By Aimee Zabel
Members of the Rider community gathered Sunday to raise money as part of the Crop Walk, a nationally sponsored event held annually in the fall. Participants completed the 10-kilometer walk around the Mercer County area in an effort to stamp out hunger worldwide.
Sponsored by the Rider Campus Ministry, the Crop Walk is nationally funded by the Church World Service, an organization that works to provide relief and meet human needs around the globe. The Crop Walk not only raises money to provide necessary goods for people who are affected by poverty and other disasters, but it also serves to raise awareness for those who are not familiar with the number of poverty-stricken people in this country.
“I truly hope that students will take a closer look at the Crop Walk slogan, ‘We walk because they walk,’” said the Rev. Nancy Schluter, head of Rider’s Protestant Campus Ministry. “Students and other people need to realize who the ‘they’ are. One in seven people is hungry. Some people in this country have to walk to get food, water, to get to their jobs — things that we take for granted.”
Schluter pointed out that not only does the Crop Walk target the nation’s poverty, but it also focuses on the fact that this country has huge surpluses of crops and other things that are taken for granted.
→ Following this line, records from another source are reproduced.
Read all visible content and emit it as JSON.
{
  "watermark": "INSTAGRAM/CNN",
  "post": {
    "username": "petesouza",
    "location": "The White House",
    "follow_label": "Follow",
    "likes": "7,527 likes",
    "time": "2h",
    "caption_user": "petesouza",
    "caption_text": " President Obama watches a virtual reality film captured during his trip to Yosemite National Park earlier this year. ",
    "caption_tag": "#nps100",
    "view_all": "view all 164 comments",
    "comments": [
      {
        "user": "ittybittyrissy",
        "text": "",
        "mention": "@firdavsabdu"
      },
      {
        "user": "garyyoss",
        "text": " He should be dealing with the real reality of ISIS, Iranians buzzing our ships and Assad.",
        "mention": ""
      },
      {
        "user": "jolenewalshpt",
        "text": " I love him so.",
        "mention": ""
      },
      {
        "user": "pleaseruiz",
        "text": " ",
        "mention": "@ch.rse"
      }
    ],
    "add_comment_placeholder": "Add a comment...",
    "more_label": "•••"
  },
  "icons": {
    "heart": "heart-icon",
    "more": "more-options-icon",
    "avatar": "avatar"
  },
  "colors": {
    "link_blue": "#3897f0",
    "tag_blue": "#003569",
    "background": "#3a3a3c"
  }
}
The Crop Walk makes the statement that not enough is being done to stamp out hunger in the United States, let alone in the rest of the world. But by mere participation in walks or food drives, it is possible to gradually help solve the problem, one person at a time.
In addition to an outpouring of community participation in the walk, several groups of Rider students joined in the fight against hunger. Rider SERVES, a community service organization centered on campus, collected $446.75 from students in the residence halls. Several sororities and fraternities, such as Phi Sigma Sigma, Delta Phi Epsilon, Sigma Phi Epsilon and Tau Kappa Epsilon also participated in the walk.
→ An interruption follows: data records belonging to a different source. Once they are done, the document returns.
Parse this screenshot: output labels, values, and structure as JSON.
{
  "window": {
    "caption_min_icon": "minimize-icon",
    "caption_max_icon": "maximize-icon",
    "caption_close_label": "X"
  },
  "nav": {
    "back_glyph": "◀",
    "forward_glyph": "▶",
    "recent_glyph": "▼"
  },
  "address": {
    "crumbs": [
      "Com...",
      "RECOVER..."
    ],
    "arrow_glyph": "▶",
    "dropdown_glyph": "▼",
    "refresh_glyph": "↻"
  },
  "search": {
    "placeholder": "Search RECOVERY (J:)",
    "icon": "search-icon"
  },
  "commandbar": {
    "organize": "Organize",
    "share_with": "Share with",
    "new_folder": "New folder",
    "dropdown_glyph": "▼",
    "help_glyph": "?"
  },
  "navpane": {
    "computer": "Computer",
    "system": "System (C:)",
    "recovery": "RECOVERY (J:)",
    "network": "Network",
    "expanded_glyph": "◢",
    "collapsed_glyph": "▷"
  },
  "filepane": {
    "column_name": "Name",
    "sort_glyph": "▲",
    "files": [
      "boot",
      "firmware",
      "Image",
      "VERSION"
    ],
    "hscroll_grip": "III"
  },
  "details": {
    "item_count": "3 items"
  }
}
Junior Stephanie Dutcher, a sister of Phi Sigma Sigma and the secretary of Rider SERVES, thinks it is important for students to participate to help those in need.
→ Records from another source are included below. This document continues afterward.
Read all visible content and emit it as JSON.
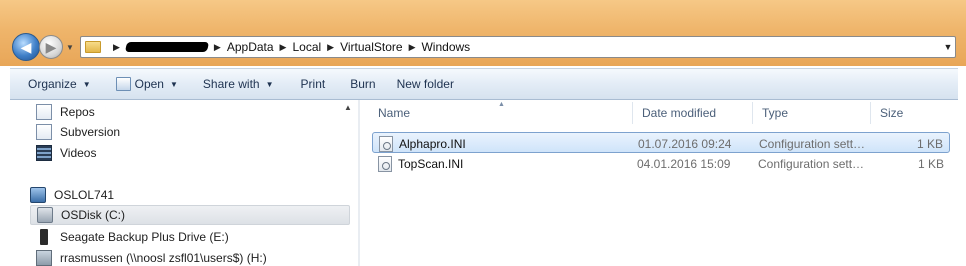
{
  "address_bar": {
    "crumbs": [
      "AppData",
      "Local",
      "VirtualStore",
      "Windows"
    ]
  },
  "toolbar": {
    "organize": "Organize",
    "open": "Open",
    "share_with": "Share with",
    "print": "Print",
    "burn": "Burn",
    "new_folder": "New folder"
  },
  "nav": {
    "items": [
      {
        "label": "Repos",
        "icon": "document-library-icon"
      },
      {
        "label": "Subversion",
        "icon": "document-library-icon"
      },
      {
        "label": "Videos",
        "icon": "videos-icon"
      },
      {
        "label": "OSLOL741",
        "icon": "computer-icon"
      },
      {
        "label": "OSDisk (C:)",
        "icon": "hard-disk-icon",
        "selected": true
      },
      {
        "label": "Seagate Backup Plus Drive (E:)",
        "icon": "external-drive-icon"
      },
      {
        "label": "rrasmussen (\\\\noosl zsfl01\\users$) (H:)",
        "icon": "network-drive-icon"
      }
    ]
  },
  "columns": {
    "name": "Name",
    "date_modified": "Date modified",
    "type": "Type",
    "size": "Size"
  },
  "files": [
    {
      "name": "Alphapro.INI",
      "date": "01.07.2016 09:24",
      "type": "Configuration sett…",
      "size": "1 KB",
      "selected": true
    },
    {
      "name": "TopScan.INI",
      "date": "04.01.2016 15:09",
      "type": "Configuration sett…",
      "size": "1 KB",
      "selected": false
    }
  ]
}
“The average age of a hungry person is seven years old, according to statistics, and that is just way too young,” she said. “There are far too many people that are hungry in Mercer County alone. I am here because I am really hoping to make a difference.”